On the positive side, when used among close friends, or people you’d like to be close friends with, the word petite, indicates a “closeness” and not  a smaller size. For example, when you invite a few good friends to “une p’tite soirée” (a party), you are implying that it will be a warm gathering among close friends. Un p’tit café  with a friend implies an intimate catching up over coffee (not a tiny cup of Joe), where as an invitation to have un café with an acquaintance or colleague, is more in line with the business end of things.

Among friends you could share une p’tite bière, (beer), une p’tite blanquette de veau, (veal stew), un petit dîner (dinner), or un p’tit verre (a glass of wine). You could go for un p’tit ciné (a trip to the movies), on une p’tite ballade (walk), and, of course, un p’tit week-end, which the French adore. None of these things are necessarily reduced in size or length.

As a form of politeness you could ask your prof une p’tite question, or the cashier at the grocery store might ask for un p’tit signiture for your credit card bill. Both of which imply a certain reticence for disturbing you with a request.

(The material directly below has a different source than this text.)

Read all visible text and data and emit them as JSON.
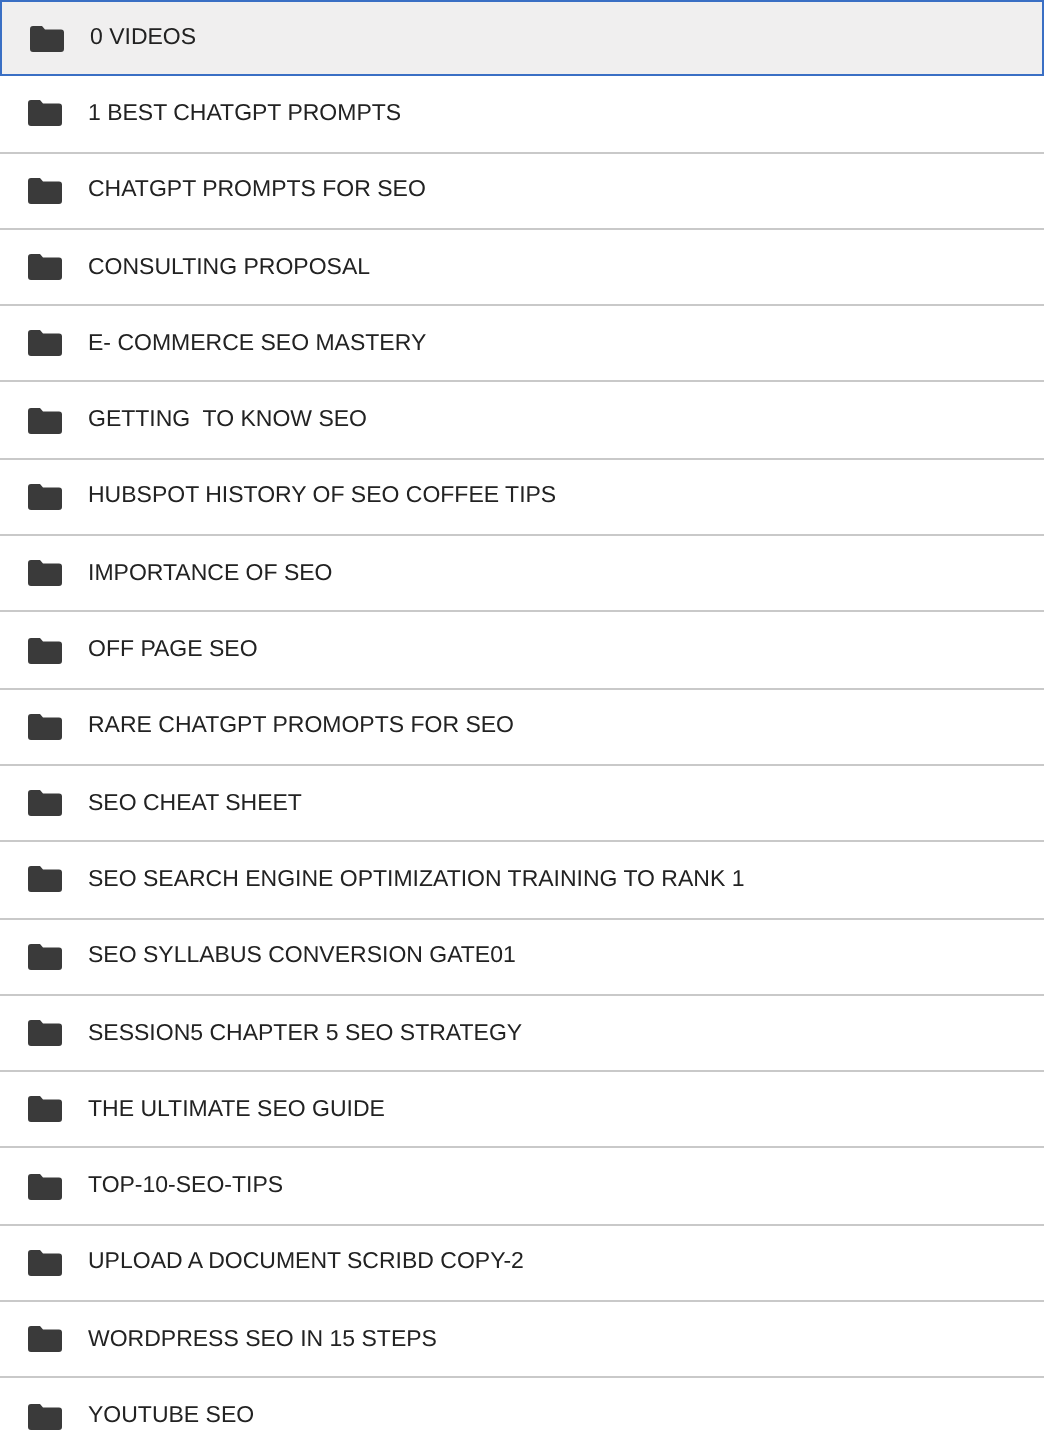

But according to my French friends, the addition of the word petite also has a negative implication. They say that the word petite can be used to negate something that was actually a very pleasurable experience… lowering the bar and the value of a really enjoyable moment. Much as the French will almost always reply, when ask about their opinion of something, that it was: “pas mal” (not bad), rather than daring to articulate that is was pretty darn great, the word petite can take the wind from your sails, and imply that the glass is definitely half empty, and nowhere near full. That’s when un p’tit dîner detours from being a lovely dinner among friends, to a dinner that was pretty boring and hardly worth the time, or at least that’s what you want others to believe.

Mais moi, je préfère to go with the literal and positive translation. I like to imagine that when I’m invited to un p’tit restau (restaurant) that I will be dining in a tiny cozy café with my closest friends, drinking small beers and small glasses of wine and sharing tiny plates of food while laughing large and reveling in vast quantities of friendship.

Vocabulaire

le p’tit mot “petit(e)”: the small word “petite”

Mais moi, je préfère..: But me, I prefer…

mes amies françaises: my French friends